As the term 'Active Birth' suggests, women are encourage to be active not passive during their labours. This approach promotes walking around, remaining upright (where possible), choosing positions for labour and birth freely, and finding ways to relax in upright positions. Many types of childbirth education classes incorporate part or all of the Active Birth philosophy into their programs.
For further information visit the Active Birth Website
Active birth Classes
Here are Pregnancy, Birth and Beyond, all our birth preparation courses are based on the Active Birth philosophy. To find out more about Pregnancy, Birth and Beyond courses visit this page.
Active Birth Articles
Stand and Deliver! Upright Births Best for Mum and Bub
Think of childbirth and you’re likely to picture a woman lying on her back on a hospital bed. That’s the position most (78%) Australian women adopt to give birth birth, despite growing evidence that being upright to give birth can have better outcomes for the mother and baby.
Rebozos as a tool for pregnancy and labour
On this page you will find YouTube videos and links to articles on using the rebozo as a tool for pregnancy and labour. A rebozo is a traditional Mexican shawl, which is long enough to wrap around a woman's body
Stand and deliver! Everything you need to know about birth positions
When it comes to childbirth most midwives will tell you it’s not something you can do lying down, yet this is exactly how many women still give birth in Australia. Changing positions during labour and birth changes the shape and size of the pelvis, helping the baby to move through the birth canal.
Active birth - Slow dancing
This video clip by Penny Simkin demonstrates slow dancing as an active birth technique.
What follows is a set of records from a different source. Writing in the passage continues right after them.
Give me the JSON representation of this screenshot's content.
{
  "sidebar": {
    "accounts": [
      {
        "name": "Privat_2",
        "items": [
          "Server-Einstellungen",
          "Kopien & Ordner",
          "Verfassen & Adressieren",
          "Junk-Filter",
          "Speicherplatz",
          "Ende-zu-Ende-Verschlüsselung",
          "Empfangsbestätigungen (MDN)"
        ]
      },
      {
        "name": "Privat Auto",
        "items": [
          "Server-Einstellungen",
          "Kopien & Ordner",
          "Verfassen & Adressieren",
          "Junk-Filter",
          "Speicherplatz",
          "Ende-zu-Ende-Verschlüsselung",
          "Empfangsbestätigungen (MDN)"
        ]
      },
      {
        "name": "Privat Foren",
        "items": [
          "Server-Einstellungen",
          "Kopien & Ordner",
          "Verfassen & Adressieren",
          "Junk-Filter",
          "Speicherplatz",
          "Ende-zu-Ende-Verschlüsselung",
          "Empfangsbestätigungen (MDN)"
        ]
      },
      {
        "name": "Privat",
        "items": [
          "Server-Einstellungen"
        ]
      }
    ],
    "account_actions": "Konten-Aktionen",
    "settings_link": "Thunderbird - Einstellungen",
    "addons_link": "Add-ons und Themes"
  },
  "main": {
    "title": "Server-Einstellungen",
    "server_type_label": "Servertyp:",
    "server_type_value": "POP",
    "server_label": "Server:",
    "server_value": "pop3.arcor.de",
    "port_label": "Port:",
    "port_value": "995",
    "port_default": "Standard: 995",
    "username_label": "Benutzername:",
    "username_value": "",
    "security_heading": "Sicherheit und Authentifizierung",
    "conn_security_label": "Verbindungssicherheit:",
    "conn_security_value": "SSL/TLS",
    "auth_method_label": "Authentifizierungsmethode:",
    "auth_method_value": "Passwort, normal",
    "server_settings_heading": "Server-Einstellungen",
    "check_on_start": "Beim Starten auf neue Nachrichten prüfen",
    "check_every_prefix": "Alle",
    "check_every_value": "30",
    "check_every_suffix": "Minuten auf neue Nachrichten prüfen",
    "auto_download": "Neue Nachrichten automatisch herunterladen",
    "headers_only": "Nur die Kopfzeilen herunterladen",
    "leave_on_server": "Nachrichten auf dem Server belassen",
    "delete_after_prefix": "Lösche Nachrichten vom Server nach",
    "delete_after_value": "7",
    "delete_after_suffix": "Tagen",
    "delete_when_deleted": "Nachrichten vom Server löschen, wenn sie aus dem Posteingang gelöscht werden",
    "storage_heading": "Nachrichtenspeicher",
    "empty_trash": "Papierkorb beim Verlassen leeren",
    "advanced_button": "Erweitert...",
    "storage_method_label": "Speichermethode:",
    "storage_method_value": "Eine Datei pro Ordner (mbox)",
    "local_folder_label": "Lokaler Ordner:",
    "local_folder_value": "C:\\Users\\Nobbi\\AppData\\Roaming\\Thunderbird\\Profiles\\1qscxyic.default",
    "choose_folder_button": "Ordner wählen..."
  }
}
Couples can use "slow dancing" during labor to help labor progress, decrease discomfort and assist with rotation of the baby.
Active birth with your birthing partner
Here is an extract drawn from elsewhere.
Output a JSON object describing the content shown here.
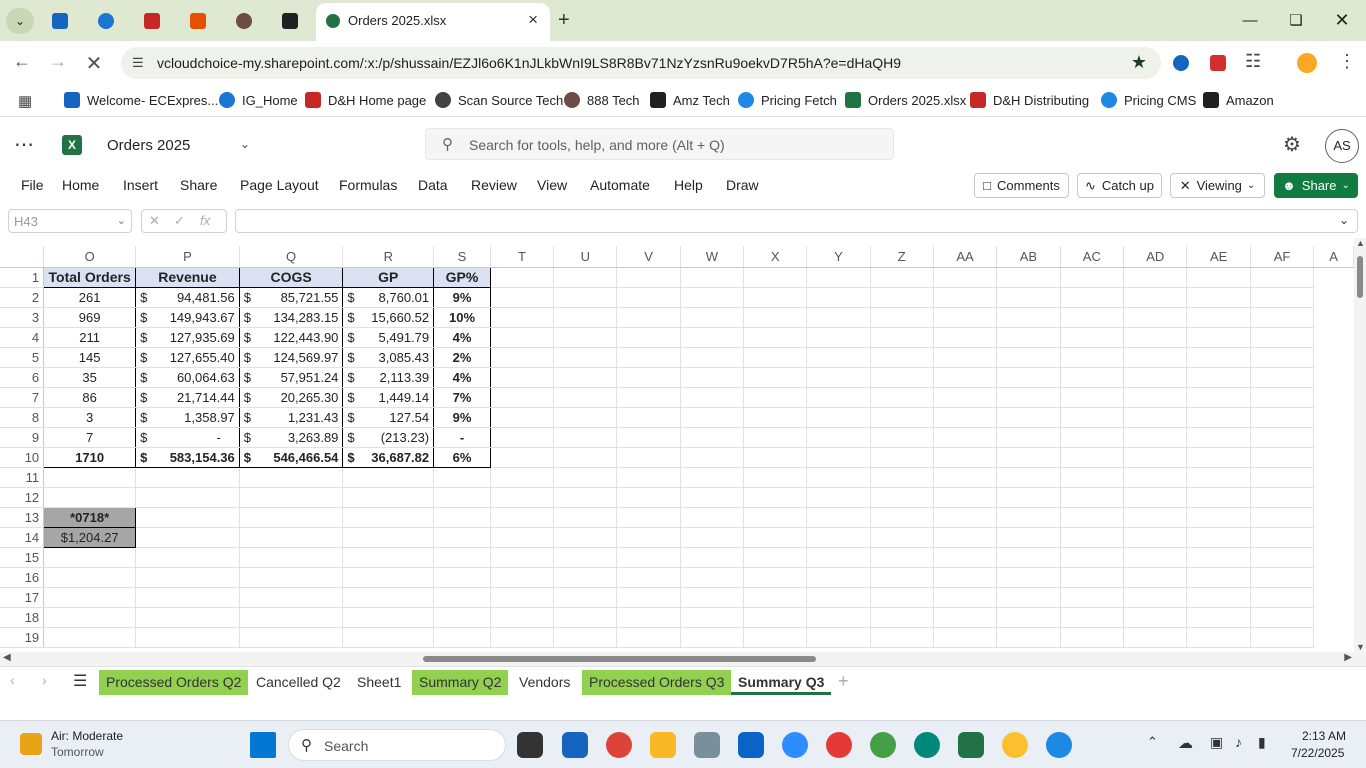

Zoe, a mother of four and a teacher of both prenatal and baby yoga says: “Understanding and learning these poses will empower pregnant women with knowledge and understanding of active birth positions.”